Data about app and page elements

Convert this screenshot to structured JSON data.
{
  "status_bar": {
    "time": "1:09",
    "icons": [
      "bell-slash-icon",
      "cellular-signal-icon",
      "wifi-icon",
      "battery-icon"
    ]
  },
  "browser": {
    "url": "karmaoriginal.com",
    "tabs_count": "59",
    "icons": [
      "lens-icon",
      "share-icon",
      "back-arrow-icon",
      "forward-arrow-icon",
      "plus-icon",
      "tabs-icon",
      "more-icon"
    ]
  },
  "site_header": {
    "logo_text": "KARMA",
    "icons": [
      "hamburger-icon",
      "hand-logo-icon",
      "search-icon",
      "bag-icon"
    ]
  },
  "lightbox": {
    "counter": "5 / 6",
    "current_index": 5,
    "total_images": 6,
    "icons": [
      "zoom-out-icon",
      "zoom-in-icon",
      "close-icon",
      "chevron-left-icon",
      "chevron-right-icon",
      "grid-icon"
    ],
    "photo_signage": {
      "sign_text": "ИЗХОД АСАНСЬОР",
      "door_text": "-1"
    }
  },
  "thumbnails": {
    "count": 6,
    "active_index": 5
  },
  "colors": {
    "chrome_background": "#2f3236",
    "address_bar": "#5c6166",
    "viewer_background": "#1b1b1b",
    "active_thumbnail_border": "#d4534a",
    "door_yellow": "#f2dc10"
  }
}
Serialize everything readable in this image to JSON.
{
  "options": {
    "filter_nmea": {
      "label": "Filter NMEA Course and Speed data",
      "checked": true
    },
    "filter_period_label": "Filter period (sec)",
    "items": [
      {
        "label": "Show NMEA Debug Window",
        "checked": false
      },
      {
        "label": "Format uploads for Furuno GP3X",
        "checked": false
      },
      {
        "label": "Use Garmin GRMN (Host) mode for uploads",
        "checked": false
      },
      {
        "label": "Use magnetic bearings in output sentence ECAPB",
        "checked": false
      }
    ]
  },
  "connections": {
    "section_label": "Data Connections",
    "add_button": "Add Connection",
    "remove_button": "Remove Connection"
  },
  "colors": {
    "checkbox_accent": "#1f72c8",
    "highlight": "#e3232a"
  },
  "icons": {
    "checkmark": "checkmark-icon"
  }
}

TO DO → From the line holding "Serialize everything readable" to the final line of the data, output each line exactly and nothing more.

SOLUTION TO THE EXERCISE →
Serialize everything readable in this image to JSON.
{
  "options": {
    "filter_nmea": {
      "label": "Filter NMEA Course and Speed data",
      "checked": true
    },
    "filter_period_label": "Filter period (sec)",
    "items": [
      {
        "label": "Show NMEA Debug Window",
        "checked": false
      },
      {
        "label": "Format uploads for Furuno GP3X",
        "checked": false
      },
      {
        "label": "Use Garmin GRMN (Host) mode for uploads",
        "checked": false
      },
      {
        "label": "Use magnetic bearings in output sentence ECAPB",
        "checked": false
      }
    ]
  },
  "connections": {
    "section_label": "Data Connections",
    "add_button": "Add Connection",
    "remove_button": "Remove Connection"
  },
  "colors": {
    "checkbox_accent": "#1f72c8",
    "highlight": "#e3232a"
  },
  "icons": {
    "checkmark": "checkmark-icon"
  }
}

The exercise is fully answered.